**Task to carry out:** Return each line of the entries that holds the string "care".

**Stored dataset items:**
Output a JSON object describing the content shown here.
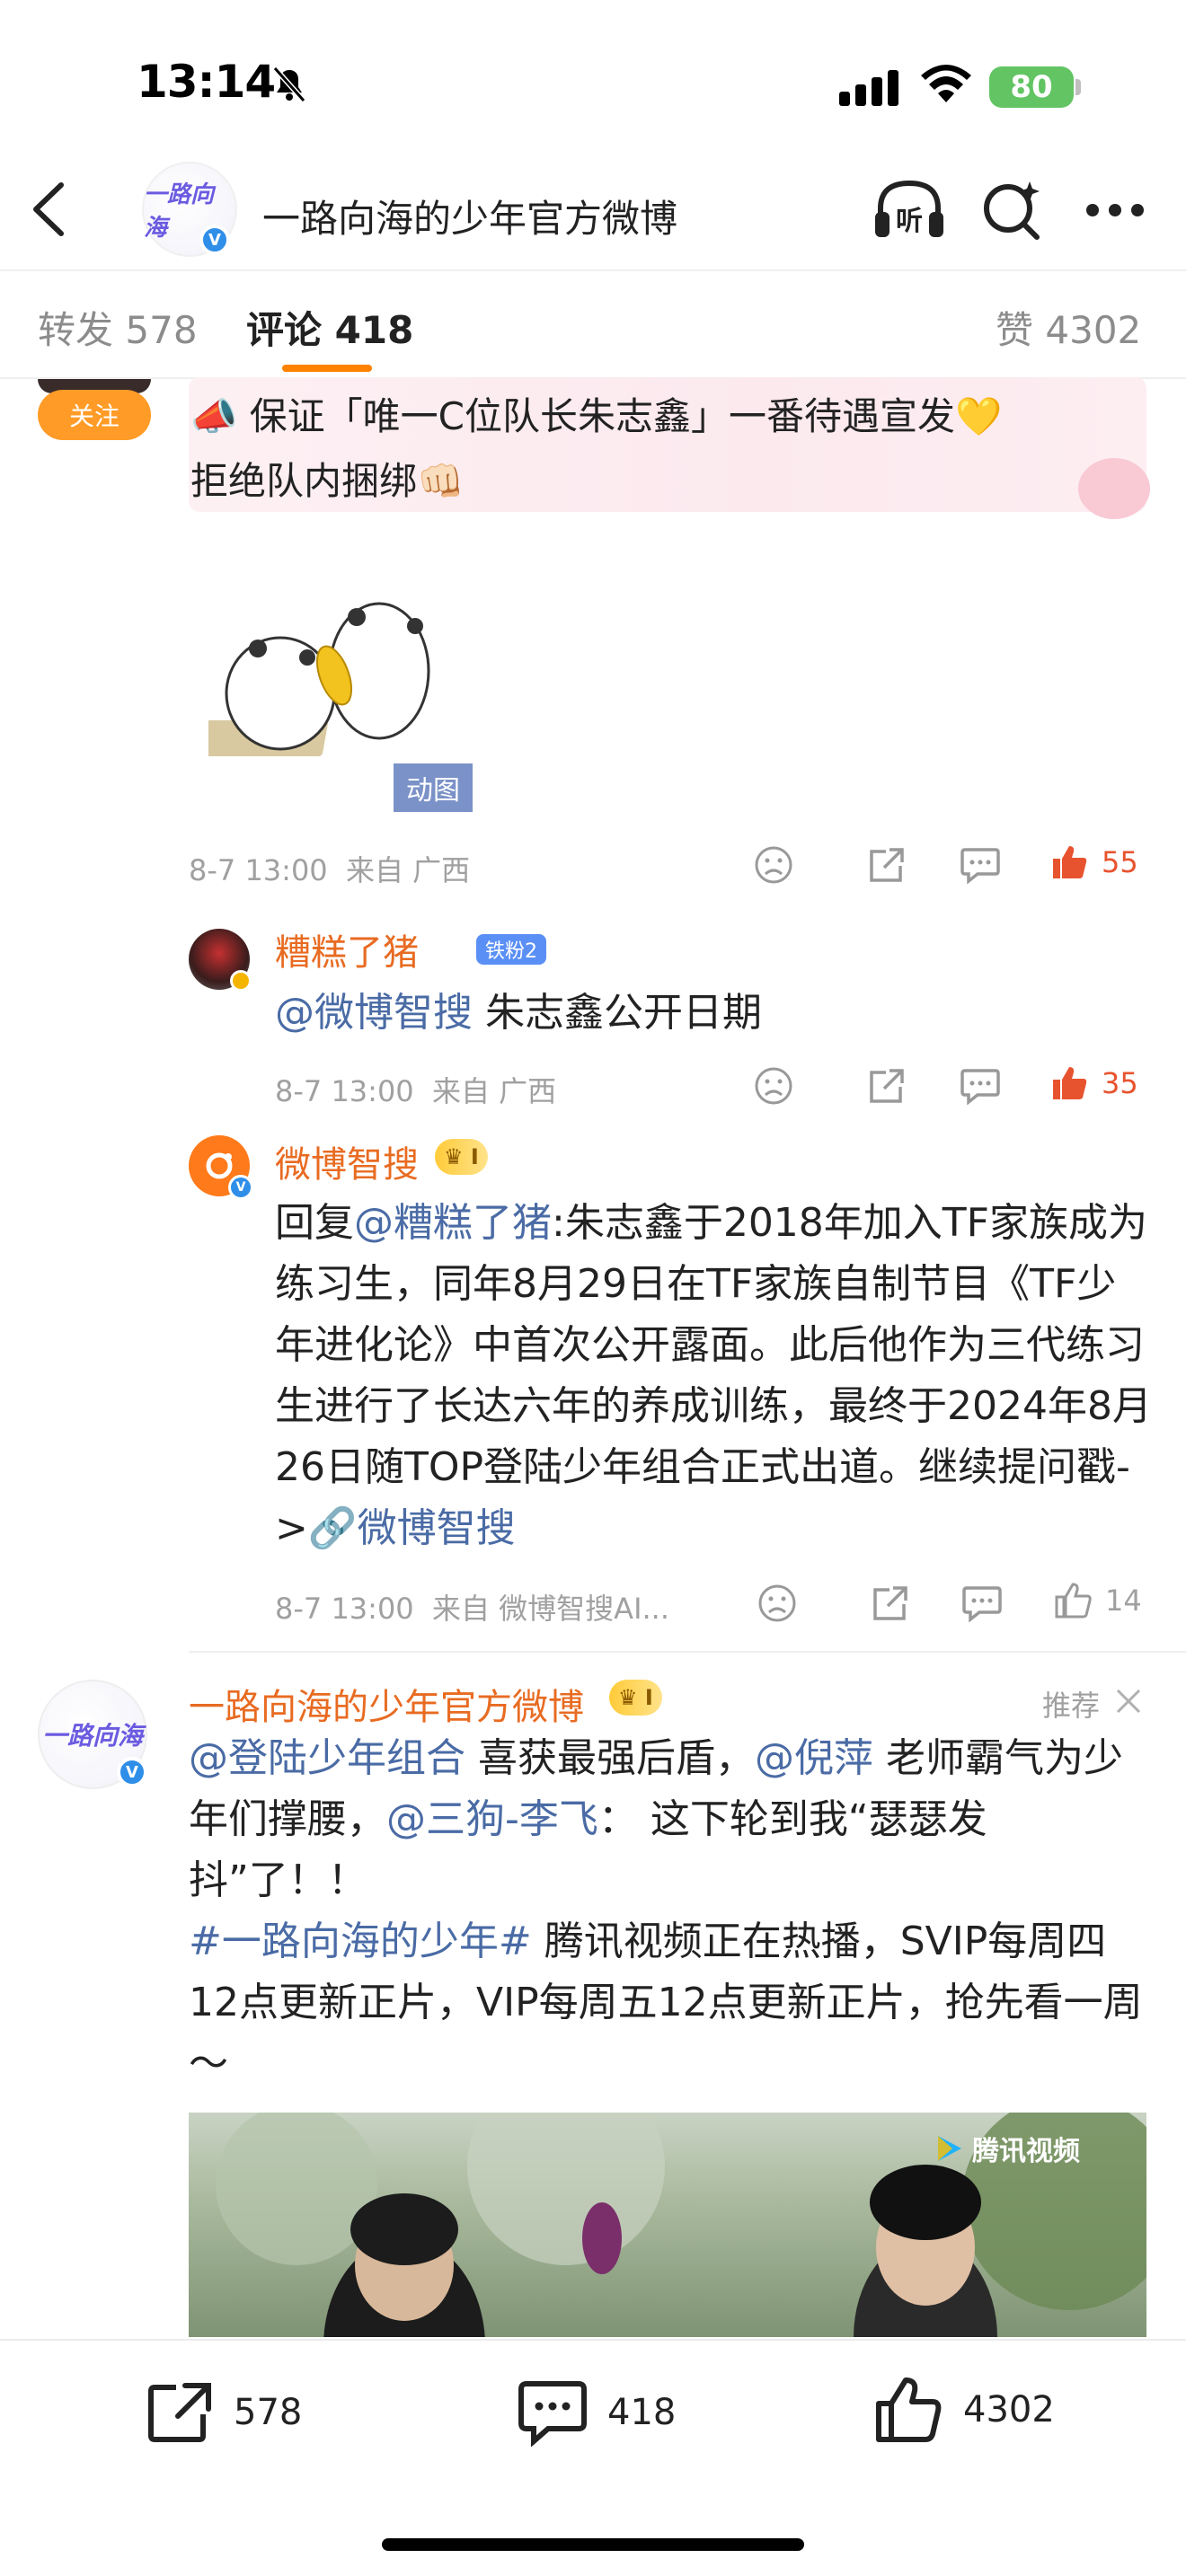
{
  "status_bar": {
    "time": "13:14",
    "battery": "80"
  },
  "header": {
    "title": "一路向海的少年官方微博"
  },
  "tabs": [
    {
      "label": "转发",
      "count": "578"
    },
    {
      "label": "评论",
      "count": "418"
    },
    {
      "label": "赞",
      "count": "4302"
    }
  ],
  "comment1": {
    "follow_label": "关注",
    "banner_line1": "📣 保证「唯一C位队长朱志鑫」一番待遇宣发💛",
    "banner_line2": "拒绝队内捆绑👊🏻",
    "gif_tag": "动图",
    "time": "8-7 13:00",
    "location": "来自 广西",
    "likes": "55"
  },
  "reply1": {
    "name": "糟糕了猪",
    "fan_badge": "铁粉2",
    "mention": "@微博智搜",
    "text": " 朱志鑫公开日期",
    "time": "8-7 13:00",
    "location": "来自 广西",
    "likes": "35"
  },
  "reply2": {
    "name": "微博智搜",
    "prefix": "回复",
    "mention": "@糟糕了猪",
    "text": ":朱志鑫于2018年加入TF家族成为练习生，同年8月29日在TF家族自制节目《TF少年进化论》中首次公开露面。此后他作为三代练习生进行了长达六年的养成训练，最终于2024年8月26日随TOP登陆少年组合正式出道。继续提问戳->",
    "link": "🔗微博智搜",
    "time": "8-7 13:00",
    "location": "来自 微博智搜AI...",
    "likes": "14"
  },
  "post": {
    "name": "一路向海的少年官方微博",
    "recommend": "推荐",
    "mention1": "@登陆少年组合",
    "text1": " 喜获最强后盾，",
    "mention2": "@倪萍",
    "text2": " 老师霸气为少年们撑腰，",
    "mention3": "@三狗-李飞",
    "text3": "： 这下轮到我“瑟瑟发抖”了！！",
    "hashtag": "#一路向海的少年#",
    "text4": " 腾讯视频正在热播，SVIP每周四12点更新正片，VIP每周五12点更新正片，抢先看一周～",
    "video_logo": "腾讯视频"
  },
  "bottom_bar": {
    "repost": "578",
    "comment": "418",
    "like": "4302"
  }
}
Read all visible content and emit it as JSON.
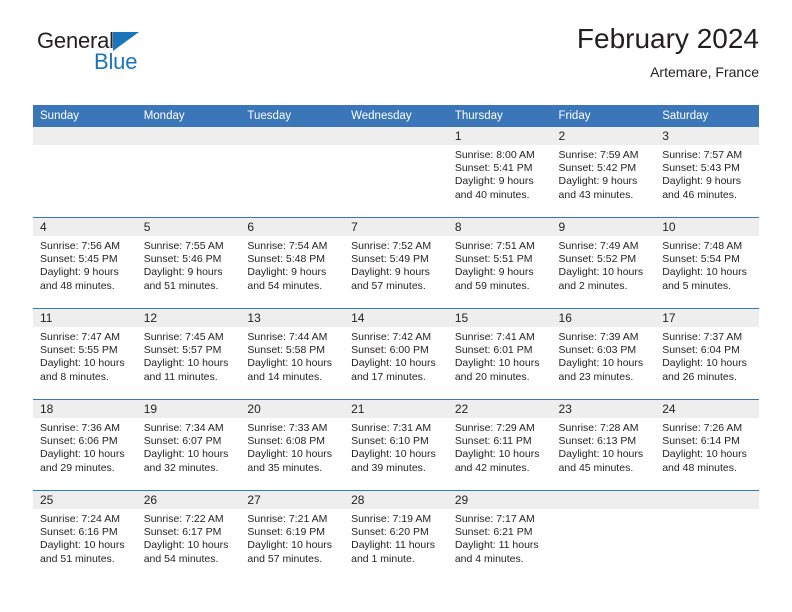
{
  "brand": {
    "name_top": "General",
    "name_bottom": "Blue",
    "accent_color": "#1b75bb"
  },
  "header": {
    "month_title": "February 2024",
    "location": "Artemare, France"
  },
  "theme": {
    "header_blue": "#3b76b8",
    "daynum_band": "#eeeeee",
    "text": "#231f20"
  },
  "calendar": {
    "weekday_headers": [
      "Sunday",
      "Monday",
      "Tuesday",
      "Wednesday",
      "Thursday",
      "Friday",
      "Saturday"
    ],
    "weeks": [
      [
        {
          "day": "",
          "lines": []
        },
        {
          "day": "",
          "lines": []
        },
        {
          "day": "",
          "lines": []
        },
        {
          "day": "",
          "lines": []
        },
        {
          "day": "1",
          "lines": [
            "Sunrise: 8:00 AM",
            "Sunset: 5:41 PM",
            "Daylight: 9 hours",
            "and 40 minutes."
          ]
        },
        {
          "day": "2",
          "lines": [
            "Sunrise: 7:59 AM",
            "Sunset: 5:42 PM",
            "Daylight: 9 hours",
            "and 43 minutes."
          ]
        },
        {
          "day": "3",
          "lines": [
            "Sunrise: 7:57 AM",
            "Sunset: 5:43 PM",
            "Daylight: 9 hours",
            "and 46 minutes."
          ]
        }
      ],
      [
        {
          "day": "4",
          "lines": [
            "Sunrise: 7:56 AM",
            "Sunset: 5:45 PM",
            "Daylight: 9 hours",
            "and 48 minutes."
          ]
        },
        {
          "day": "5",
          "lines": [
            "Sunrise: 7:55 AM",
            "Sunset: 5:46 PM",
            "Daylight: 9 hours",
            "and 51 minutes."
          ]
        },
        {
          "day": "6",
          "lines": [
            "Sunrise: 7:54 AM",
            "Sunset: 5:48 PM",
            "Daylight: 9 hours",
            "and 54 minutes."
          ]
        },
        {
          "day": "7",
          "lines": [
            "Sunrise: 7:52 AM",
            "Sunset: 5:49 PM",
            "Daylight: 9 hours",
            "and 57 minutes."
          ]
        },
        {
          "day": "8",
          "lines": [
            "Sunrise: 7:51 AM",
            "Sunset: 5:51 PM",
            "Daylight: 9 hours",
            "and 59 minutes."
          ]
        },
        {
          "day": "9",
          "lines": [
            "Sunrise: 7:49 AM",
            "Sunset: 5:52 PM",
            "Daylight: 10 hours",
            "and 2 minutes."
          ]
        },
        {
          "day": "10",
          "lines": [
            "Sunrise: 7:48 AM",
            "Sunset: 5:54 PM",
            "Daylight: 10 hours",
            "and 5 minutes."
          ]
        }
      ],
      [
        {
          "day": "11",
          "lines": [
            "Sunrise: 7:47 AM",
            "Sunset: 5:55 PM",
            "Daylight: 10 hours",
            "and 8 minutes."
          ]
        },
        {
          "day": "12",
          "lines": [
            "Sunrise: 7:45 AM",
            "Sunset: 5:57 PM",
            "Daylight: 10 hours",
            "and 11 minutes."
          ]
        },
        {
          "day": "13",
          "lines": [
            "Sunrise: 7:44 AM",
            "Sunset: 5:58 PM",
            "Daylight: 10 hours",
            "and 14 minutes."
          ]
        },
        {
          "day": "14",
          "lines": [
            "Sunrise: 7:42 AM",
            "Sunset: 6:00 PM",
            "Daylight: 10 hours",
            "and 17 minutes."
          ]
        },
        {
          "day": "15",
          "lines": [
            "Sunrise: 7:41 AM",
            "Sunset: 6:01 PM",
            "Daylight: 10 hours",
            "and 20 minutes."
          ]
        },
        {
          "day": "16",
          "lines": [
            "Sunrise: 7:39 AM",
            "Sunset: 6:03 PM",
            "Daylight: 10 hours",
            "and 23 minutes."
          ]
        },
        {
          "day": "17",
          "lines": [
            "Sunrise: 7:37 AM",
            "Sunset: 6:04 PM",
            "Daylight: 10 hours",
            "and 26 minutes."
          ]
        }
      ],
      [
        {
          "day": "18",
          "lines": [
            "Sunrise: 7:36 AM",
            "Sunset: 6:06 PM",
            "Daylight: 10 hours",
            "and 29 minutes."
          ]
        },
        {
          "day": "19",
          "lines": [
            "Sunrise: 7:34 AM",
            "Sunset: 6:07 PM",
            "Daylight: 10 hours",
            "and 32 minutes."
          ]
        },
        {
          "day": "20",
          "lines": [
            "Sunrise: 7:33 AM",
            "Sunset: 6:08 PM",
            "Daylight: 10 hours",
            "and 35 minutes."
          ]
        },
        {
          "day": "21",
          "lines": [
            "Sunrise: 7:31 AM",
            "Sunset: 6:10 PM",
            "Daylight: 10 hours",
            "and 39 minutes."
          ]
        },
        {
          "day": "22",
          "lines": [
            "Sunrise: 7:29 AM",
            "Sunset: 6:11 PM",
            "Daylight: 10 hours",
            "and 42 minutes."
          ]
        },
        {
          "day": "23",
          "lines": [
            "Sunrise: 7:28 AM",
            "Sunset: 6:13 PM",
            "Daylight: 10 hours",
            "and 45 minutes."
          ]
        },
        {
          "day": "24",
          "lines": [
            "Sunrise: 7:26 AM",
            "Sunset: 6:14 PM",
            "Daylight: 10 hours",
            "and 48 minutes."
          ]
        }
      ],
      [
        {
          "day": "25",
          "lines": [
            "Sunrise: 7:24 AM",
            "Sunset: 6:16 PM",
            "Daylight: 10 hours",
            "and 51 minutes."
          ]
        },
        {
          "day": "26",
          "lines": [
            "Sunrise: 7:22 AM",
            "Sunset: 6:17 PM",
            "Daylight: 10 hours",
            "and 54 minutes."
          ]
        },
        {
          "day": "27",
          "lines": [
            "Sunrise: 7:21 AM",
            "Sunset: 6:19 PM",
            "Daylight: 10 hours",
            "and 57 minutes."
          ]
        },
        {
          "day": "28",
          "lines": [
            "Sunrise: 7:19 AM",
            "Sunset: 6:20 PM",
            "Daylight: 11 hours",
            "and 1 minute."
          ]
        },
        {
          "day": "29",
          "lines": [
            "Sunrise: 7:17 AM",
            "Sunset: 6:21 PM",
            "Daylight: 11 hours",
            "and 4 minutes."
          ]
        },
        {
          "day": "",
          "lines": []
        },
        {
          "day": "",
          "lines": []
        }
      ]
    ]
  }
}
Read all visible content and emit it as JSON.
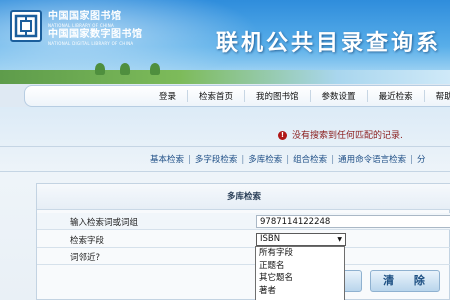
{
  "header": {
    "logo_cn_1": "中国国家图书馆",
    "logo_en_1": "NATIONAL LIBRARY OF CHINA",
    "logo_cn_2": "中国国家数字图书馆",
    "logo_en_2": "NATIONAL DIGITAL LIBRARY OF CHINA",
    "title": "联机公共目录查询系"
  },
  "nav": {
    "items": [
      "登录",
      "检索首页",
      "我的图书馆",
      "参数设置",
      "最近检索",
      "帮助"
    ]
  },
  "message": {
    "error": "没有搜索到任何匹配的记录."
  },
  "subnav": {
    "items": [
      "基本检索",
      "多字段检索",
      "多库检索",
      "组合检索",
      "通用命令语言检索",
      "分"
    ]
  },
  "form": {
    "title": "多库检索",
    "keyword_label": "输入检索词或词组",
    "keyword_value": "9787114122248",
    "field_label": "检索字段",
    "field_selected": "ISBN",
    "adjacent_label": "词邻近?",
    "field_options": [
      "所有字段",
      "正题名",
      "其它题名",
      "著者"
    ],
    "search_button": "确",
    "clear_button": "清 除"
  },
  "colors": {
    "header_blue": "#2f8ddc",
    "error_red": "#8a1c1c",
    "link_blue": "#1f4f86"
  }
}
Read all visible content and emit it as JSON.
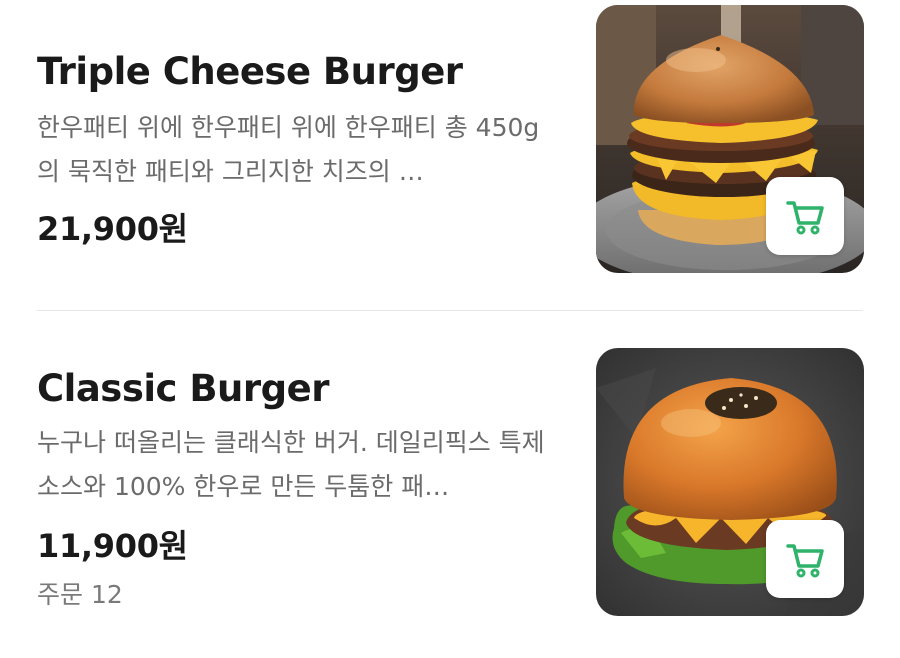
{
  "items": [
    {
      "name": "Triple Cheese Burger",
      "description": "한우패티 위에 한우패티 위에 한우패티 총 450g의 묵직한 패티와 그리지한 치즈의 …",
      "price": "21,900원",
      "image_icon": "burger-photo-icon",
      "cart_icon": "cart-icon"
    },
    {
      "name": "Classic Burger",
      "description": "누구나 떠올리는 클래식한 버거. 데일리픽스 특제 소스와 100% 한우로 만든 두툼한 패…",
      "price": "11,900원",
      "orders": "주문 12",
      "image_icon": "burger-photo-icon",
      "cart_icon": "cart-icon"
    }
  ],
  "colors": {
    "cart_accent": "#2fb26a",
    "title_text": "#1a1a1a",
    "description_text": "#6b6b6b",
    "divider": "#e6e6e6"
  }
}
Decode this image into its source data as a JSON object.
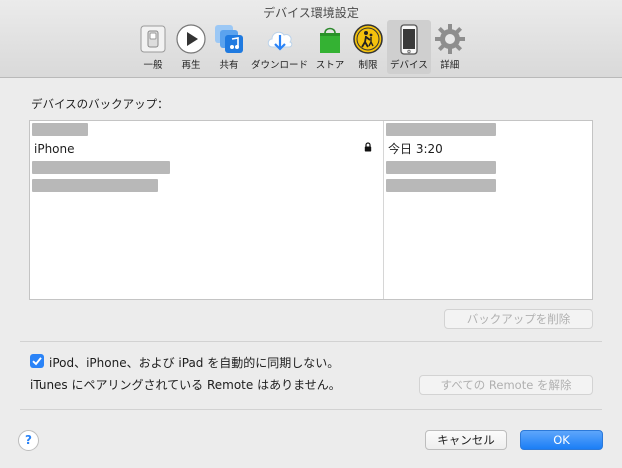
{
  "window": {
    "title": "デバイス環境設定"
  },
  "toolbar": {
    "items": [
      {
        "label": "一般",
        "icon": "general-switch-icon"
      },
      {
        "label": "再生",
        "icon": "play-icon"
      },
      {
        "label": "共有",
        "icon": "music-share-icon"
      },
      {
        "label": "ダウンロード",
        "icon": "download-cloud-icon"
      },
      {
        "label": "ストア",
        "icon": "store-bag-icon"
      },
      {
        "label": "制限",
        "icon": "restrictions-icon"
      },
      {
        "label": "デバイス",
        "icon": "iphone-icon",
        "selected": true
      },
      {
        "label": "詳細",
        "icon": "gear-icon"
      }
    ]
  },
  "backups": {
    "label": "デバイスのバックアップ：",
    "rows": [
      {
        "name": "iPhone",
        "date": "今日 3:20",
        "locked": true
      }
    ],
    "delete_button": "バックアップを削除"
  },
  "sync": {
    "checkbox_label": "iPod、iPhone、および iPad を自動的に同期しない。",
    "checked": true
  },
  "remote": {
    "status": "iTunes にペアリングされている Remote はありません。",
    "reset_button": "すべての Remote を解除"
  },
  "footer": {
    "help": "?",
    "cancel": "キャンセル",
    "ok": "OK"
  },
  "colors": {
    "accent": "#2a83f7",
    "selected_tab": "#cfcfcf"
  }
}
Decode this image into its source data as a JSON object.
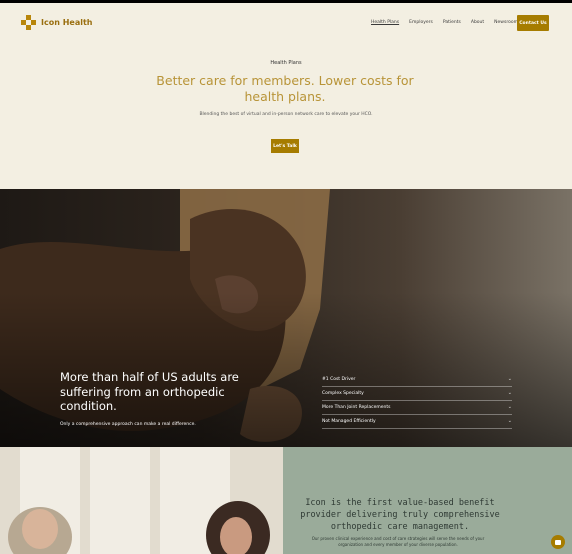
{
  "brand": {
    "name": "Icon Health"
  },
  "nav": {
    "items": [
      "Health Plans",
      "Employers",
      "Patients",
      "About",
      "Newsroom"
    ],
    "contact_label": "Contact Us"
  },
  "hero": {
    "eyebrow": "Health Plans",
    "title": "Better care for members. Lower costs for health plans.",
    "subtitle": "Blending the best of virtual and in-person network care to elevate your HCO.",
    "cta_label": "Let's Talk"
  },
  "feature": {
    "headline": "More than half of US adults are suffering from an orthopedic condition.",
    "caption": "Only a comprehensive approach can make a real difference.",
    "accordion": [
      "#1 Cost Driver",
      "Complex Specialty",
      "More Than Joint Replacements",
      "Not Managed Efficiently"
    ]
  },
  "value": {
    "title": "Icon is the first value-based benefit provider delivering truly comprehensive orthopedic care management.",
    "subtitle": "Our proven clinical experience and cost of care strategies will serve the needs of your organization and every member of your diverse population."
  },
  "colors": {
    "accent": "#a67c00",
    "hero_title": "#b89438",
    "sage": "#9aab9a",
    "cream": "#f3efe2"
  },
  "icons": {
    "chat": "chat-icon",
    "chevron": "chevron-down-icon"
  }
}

**Result of this task:**
    "title": "Better care for members. Lower costs for health plans.",
    "subtitle": "Blending the best of virtual and in-person network care to elevate your HCO.",
    "title": "Icon is the first value-based benefit provider delivering truly comprehensive orthopedic care management.",
    "subtitle": "Our proven clinical experience and cost of care strategies will serve the needs of your organization and every member of your diverse population."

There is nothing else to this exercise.